National Trends Push Wisconsin Home Sales and Prices Down

National Trends Push Wisconsin Home Sales and Prices Down

MADISON, WI – November 18, 2008 – (RealEstateRama) – Wisconsin home sales and median prices both slipped in the third quarter compared to the same quarter last year, according to data just released by the Wisconsin REALTORS® Association (WRA). The lower numbers are attributable to the national subprime crisis and subsequent full-blown financial crisis in the third quarter, which almost certainly pulled the fragile U.S. economy into recession, according to Michael Mulleady, Chairman of the Board for the WRA. “Despite favorable mortgage rates and the willingness of most banks to lend to those with solid credit records, our state market was not immune from the national economic troubles.”

Existing home sales in the state fell 16.7 percent in the third quarter compared to the third quarter of 2007. Home sales in the nation were down just 7.7 percent due in large part to a rebound in the western region over the period. In the Midwest, sales declined 10.6 percent in the third quarter relative to 2007. “Homebuyers have had to digest a lot of information these past few months with a highly volatile stock market, policymakers scrambling to shore up financial markets, and political rhetoric at a feverish pitch leading up to the presidential election,” said Mulleady. “Under the circumstances, it’s not surprising that home sales continued to fall,” he said. Mulleady said the WRA expected the state market to remain soft into the first half of 2009, but there is cause for some optimism. “There are several localized markets where sales have begun to stabilize and single family inventories have improved, which gives us hope that we may be seeing the bottom of this market,” said Mulleady. Mulleady reminded buyers that “there are excellent opportunities for first-time buyers with solid credit, since 30-year fixed-rate mortgages continue to hover at just over 6 percent.”

Median prices fell 5.3 percent to $160,000 in the third quarter of 2008 compared to the third quarter of 2007. “It’s important to remember that a modest downward price adjustment is healthy in a soft market,” said William Malkasian, WRA President. “This is one of the things that will eventually turn this market around.” Malkasian said timing the bottom of any market is very difficult, but those who buy in a soft market can count on solid appreciation over the long run. “Even with the recent price reductions, housing has still appreciated 24.4 percent since the third quarter of 2001,” Malkasian said. “Large inventories give buyers many options. Local REALTORS® can help buyers sort through the variety of bargains that exist in this market.”

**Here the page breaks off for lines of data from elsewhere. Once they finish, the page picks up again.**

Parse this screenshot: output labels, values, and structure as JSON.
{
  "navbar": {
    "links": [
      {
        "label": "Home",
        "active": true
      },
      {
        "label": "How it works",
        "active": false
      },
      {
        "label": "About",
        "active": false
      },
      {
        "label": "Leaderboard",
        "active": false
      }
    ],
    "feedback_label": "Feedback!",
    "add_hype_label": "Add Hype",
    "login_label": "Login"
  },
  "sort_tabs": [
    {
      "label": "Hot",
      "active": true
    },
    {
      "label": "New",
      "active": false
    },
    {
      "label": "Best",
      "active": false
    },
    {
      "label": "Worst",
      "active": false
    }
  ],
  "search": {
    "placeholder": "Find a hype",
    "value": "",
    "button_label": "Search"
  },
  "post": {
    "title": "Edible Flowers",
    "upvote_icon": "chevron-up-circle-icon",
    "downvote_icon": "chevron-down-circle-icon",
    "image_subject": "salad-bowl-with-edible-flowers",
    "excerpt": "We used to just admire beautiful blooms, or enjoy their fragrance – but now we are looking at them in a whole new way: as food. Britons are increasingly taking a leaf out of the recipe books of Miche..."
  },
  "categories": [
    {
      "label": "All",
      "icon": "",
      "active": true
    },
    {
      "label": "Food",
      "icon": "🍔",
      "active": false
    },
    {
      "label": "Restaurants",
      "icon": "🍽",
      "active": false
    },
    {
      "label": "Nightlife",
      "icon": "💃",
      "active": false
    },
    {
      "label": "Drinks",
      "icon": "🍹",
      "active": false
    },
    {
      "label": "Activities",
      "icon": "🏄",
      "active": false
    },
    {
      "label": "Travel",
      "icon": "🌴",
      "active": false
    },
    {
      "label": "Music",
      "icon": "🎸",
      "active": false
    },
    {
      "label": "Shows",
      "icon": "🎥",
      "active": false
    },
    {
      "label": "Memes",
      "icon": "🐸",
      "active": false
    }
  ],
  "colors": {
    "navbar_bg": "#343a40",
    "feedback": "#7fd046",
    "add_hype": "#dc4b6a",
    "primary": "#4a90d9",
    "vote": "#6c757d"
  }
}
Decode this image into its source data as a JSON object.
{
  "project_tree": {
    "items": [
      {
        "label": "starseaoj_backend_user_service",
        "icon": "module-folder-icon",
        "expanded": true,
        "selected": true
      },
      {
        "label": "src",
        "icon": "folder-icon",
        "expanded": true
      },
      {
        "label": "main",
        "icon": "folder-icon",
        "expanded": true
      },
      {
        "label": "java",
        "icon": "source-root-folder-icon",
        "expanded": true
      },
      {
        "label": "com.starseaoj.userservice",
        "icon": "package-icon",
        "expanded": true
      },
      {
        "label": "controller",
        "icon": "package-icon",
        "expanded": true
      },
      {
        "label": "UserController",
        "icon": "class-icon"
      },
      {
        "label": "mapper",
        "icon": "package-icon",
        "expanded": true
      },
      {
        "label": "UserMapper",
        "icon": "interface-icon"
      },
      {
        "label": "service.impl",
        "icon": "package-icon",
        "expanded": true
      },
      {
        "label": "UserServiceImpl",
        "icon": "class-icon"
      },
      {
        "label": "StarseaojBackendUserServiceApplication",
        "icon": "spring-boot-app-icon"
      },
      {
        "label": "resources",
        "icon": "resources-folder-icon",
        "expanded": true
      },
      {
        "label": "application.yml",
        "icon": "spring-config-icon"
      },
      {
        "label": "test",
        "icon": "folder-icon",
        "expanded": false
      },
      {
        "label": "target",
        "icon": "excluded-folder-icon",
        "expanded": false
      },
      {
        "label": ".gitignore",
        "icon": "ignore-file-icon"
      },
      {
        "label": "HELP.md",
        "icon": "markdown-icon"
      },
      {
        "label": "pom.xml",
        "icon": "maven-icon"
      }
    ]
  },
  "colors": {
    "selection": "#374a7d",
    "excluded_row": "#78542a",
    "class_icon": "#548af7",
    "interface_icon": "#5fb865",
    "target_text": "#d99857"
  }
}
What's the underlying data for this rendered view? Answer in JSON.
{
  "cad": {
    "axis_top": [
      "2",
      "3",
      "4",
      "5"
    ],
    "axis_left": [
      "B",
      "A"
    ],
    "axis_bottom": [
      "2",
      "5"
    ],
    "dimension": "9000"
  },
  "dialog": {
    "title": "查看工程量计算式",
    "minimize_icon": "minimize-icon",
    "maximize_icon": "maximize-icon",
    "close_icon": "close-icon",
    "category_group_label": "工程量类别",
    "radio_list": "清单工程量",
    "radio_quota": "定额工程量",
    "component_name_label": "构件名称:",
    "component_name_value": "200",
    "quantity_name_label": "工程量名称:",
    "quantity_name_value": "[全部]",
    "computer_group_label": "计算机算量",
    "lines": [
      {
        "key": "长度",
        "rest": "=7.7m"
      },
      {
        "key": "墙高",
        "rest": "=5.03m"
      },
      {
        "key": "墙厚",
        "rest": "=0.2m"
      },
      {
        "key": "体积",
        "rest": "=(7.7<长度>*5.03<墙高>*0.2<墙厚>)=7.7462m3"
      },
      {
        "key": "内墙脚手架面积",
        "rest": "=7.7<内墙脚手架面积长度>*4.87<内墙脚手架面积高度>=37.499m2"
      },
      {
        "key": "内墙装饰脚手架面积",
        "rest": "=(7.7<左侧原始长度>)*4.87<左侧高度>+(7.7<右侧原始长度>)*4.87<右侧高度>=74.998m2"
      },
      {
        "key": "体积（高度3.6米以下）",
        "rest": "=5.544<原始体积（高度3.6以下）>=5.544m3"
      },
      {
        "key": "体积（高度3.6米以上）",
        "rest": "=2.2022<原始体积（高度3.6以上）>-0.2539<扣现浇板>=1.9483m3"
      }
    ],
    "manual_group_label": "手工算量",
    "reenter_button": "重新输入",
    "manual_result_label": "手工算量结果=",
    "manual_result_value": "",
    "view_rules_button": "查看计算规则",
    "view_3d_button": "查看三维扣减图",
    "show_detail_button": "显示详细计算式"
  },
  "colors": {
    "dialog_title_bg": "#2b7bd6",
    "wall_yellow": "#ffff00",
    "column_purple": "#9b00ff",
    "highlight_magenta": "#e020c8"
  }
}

A survey of REALTOR® brokers across Wisconsin this month showed a consistent belief (72.4 percent of respondents) that seller motivation has increased comparing the fourth quarter this year to the same period in 2007. The vast majority of broker respondents (72.4 percent) now believe that buyer interest is lower in Q4 2008 vs. Q4 2007. Only one in 10 (10.3 percent) think it has improved. In light of the recent financial and economic turmoil, nearly two thirds of respondents think that fourth quarter sales this year will fall below fourth quarter
sales last year. However, brokers are more optimistic regarding sales in the first quarter of 2009 compared to sales in the first quarter of 2008. Nearly 70 percent of brokers said they believe sales in the first quarter of 2009 will be the same or better than the same period in 2008. “Given the economic and financial turmoil in the fourth quarter, these results are to be expected,” said Malkasian. “REALTORS® talk to buyers and sellers on a daily basis and unfortunately see buyers pulling back during these uncertain times, even with healthy inventories and motivated sellers,” he said. Malkasian noted that, “once buyers do get off the fence they will find some excellent opportunities.”

For More Information Contact: David E. Clark, Economist, C3 Statistical Solutions Inc. Office phone: 414-803-6537

Previous articleGovernor Doyle Announces $39 Million to Stabilize Neighborhoods Hard-hit by Foreclosure
Next articleConsumer Alert Don’t Let a Postcard Turn You Into a Prospect